“European airlines are also increasing their flights to Egypt, which, at the end, would translate into more tourists coming here,” he added.
Now, Egypt says it seeks to capitalise on its considerable security improvements to raise the annual number of tourists to 20 million by 2020.To reach that target, Tourism Minister Khaled Rami said, a marketing plan, including a series of promotional and marketing activities to showcase Egypt’s tourist attractions, will be launched in 27 countries.
Nevertheless, there are sceptics who say the plan will not pay off as long as the negative image formed about Egypt during the past four years has not changed.
“Do we really need to tell people in other countries that we have pyramids, sun and beaches?” tourism expert Sameh Saad asked.
“There is a negative image about our country and we need to change it to be able to bring the tourists back,” Saad, a former Tourism Ministry adviser, added.
He said to double the number of tourists in five years Egypt needed to take drastic measures, including opening new destinations, creating new market segments and — most importantly — launching a major process of marketing communication.
Tailored marketing campaigns should be carried out in targeted countries, taking into consideration the special culture of each country, to convey the true image of Egypt, Saad explained.
“Without all these measures, we won’t be able to attract any more tourists to our country,” he said.
This discourse is too complicated for people like Mustafa, the Khan al-Khalili seller, and the more than 3 million other people indirectly working in tourism in Egypt to understand. He and other sellers and shop owners in the market want tourists to visit Khan al-Khalili and — apart from immersing themselves in the unique atmosphere of medieval Islamic Cairo — buy the products they are offering.
Mustafa sells traditional Egyptian clothes, small statues and busts of pharaohs and papyrus. He places his products orderly on a table in front of his shop and sits on a chair, scrutinising passers-by in the hope that tourists would come in and buy.
“Come in. It isn’t expensive. You’ll like it,” Mustafa shouted as a group of Chinese tourists passed his shop.
In the tiled alleyways of the market, fellow sellers stood outside their shops, hoping to attract some tourists strolling around the antiquated market.
To the dismay of these sellers, the trickle-down effect of improving tourism indicators will take time.
“It will take some time for this improvement to translate” economist Rashad Abdo said. “But let me tell you that a better functioning tourism sector will have very positive impacts on the national economy in general.”
Some 5 million Egyptians are directly or indirectly working in the tourism sector but a large number of these people lost their jobs in the years that followed the revolution.
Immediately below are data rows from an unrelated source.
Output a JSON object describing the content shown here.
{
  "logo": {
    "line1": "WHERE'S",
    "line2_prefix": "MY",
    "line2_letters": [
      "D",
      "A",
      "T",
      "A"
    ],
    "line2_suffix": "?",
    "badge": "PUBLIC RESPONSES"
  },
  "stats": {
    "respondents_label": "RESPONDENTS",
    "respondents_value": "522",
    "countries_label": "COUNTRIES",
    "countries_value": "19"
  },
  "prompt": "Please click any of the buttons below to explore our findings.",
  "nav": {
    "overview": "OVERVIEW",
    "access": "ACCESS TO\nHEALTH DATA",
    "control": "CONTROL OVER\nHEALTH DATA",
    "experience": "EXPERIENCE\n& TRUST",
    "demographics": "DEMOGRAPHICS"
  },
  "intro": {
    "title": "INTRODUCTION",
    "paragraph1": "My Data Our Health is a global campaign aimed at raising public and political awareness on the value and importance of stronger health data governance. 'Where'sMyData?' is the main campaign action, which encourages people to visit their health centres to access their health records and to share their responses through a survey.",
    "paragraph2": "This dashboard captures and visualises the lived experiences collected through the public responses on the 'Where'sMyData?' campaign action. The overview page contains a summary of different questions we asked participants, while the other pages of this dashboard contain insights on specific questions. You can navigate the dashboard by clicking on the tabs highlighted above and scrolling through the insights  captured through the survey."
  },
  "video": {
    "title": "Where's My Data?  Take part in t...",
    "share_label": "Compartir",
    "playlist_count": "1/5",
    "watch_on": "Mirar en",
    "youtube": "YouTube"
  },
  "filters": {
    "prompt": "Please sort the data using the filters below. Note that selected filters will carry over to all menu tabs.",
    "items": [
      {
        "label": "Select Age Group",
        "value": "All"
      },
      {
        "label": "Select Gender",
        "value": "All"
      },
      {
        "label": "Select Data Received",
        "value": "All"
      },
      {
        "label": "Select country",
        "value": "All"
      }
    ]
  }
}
In 2010, Egypt earned $12.8 billion in revenues from tourism, bringing in badly needed foreign currency. In 2012, tourism revenues dropped to a meagre $4.5 billion, rising to $6.2 billion in 2013.